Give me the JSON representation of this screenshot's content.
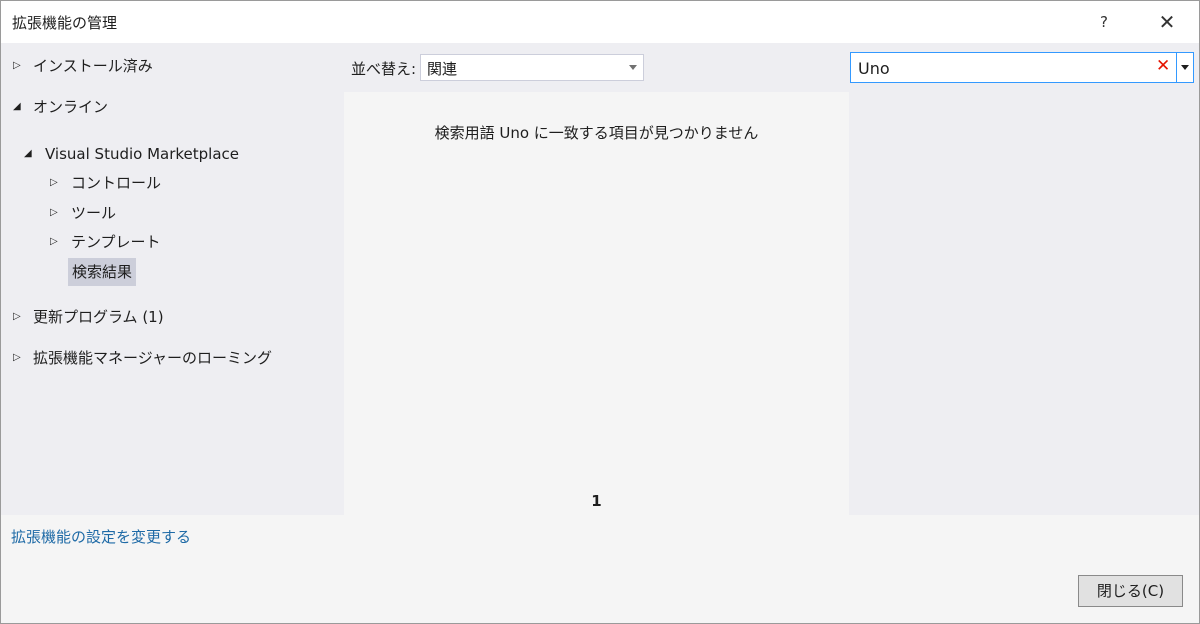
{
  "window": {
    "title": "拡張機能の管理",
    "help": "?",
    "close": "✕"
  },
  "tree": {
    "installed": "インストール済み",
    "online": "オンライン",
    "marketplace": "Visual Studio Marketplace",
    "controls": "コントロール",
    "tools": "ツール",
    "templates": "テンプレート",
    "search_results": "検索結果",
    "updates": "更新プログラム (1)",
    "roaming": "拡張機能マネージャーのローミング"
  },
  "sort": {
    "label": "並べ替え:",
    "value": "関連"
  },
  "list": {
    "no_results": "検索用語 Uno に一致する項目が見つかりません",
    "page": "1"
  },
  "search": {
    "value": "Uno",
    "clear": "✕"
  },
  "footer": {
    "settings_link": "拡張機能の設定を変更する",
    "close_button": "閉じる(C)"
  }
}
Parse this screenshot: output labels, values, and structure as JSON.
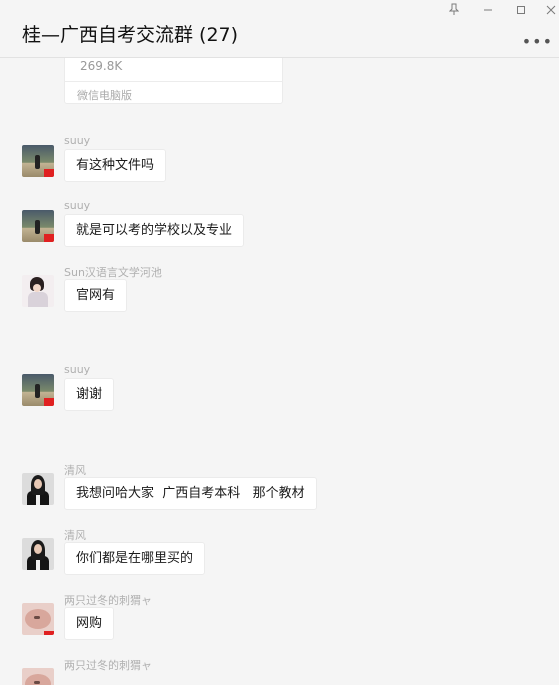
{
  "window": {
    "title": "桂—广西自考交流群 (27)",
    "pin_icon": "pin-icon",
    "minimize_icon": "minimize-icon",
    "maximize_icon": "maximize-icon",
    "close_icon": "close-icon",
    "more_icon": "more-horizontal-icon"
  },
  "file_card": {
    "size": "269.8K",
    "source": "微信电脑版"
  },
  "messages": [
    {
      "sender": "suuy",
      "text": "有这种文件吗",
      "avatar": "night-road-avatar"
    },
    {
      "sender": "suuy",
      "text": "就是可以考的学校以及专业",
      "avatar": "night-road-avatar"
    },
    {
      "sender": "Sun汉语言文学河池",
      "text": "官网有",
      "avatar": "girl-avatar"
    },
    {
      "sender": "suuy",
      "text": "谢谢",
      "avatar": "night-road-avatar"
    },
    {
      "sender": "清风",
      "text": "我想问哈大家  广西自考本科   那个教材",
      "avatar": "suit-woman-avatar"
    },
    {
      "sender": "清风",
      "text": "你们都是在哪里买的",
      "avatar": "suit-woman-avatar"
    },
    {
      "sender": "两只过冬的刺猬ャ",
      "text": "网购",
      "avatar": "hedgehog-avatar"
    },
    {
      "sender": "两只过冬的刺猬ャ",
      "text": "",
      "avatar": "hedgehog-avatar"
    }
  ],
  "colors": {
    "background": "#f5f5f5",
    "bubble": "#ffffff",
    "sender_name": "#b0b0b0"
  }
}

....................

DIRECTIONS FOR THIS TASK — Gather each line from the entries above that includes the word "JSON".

RESULT OF THE EXERCISE —
Give me the JSON representation of this screenshot's content.
Parse this screenshot: output labels, values, and structure as JSON.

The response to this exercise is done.